Required action: State the number of lines in the records beneath that hold the word "text", and add nothing.

■ ■ ■

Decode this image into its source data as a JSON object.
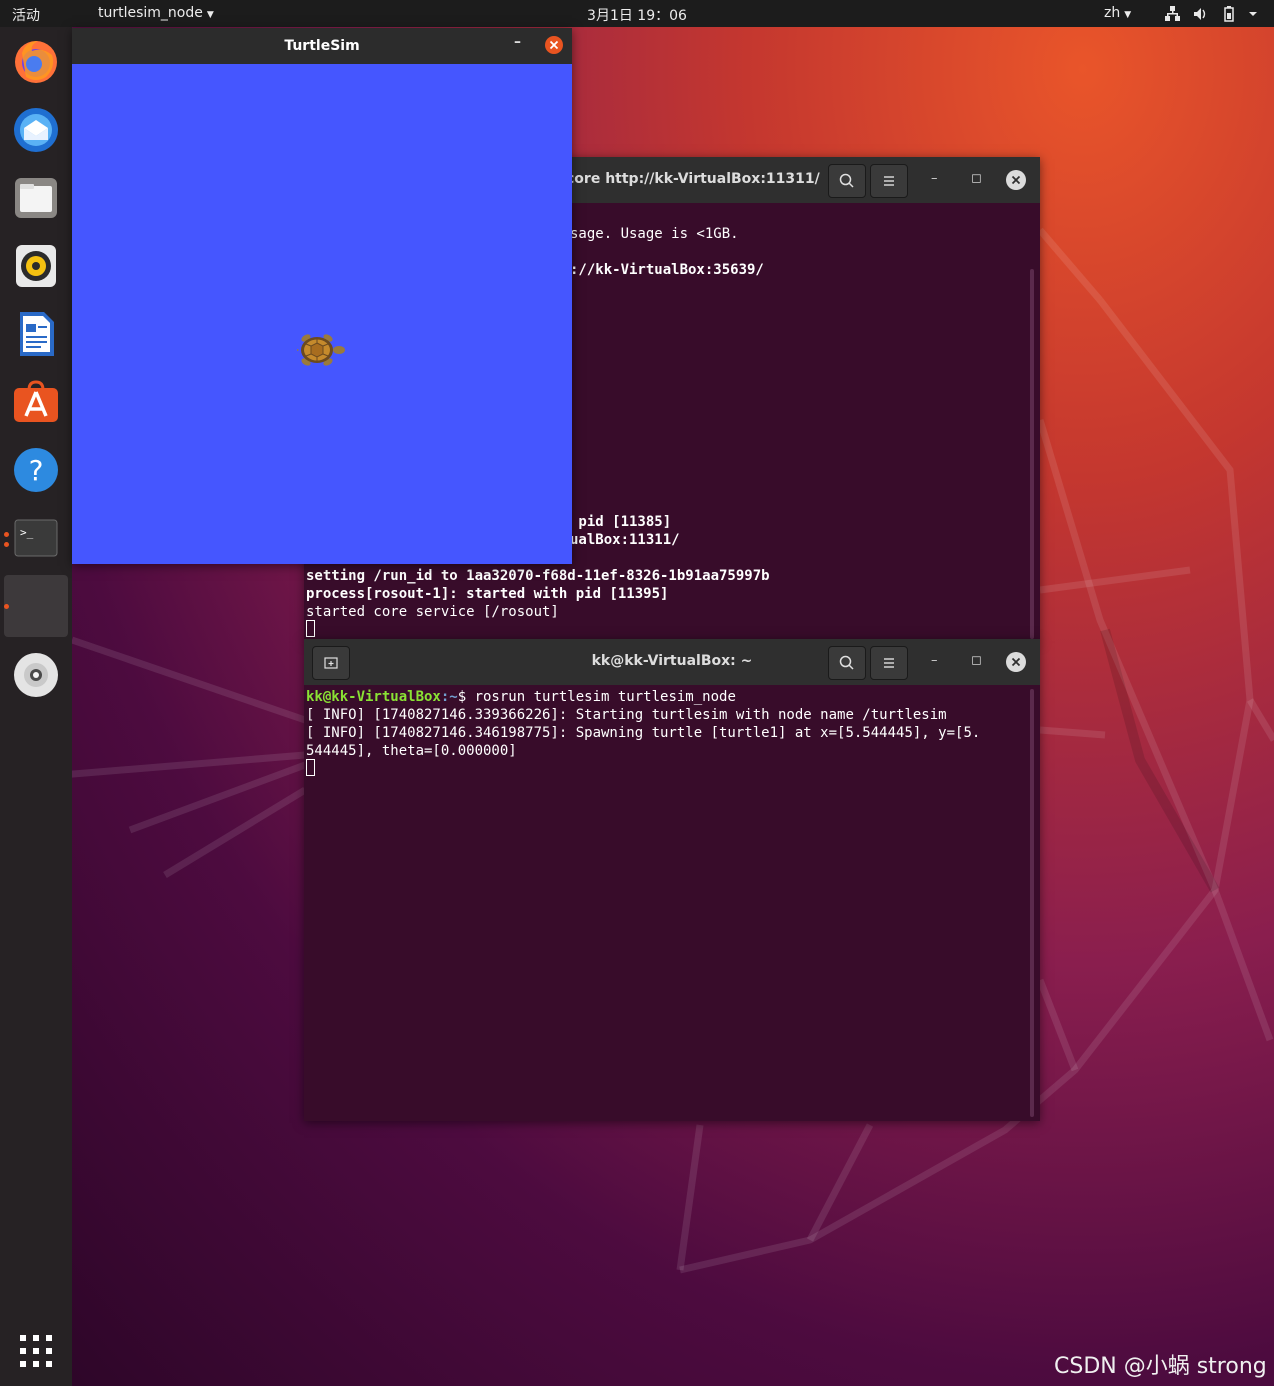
{
  "topbar": {
    "activities": "活动",
    "app_menu": "turtlesim_node",
    "clock": "3月1日 19：06",
    "language": "zh"
  },
  "dock": {
    "items": [
      "firefox",
      "thunderbird",
      "files",
      "rhythmbox",
      "libreoffice-writer",
      "ubuntu-software",
      "help",
      "terminal",
      "turtlesim",
      "dvd"
    ]
  },
  "turtlesim": {
    "title": "TurtleSim",
    "background_color": "#4556ff"
  },
  "terminal_back": {
    "title": "core http://kk-VirtualBox:11311/",
    "lines": [
      {
        "text": "sage. Usage is <1GB.",
        "bold": false
      },
      {
        "text": "://kk-VirtualBox:35639/",
        "bold": true
      },
      {
        "text": " pid [11385]",
        "bold": true
      },
      {
        "text": "ualBox:11311/",
        "bold": true
      },
      {
        "text": "setting /run_id to 1aa32070-f68d-11ef-8326-1b91aa75997b",
        "bold": true
      },
      {
        "text": "process[rosout-1]: started with pid [11395]",
        "bold": true
      },
      {
        "text": "started core service [/rosout]",
        "bold": false
      }
    ]
  },
  "terminal_front": {
    "title": "kk@kk-VirtualBox: ~",
    "prompt_user": "kk@kk-VirtualBox",
    "prompt_path": ":~",
    "prompt_symbol": "$ ",
    "command": "rosrun turtlesim turtlesim_node",
    "output": [
      "[ INFO] [1740827146.339366226]: Starting turtlesim with node name /turtlesim",
      "[ INFO] [1740827146.346198775]: Spawning turtle [turtle1] at x=[5.544445], y=[5.",
      "544445], theta=[0.000000]"
    ]
  },
  "watermark": "CSDN @小蜗 strong"
}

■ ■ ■

Solution to this problem: 7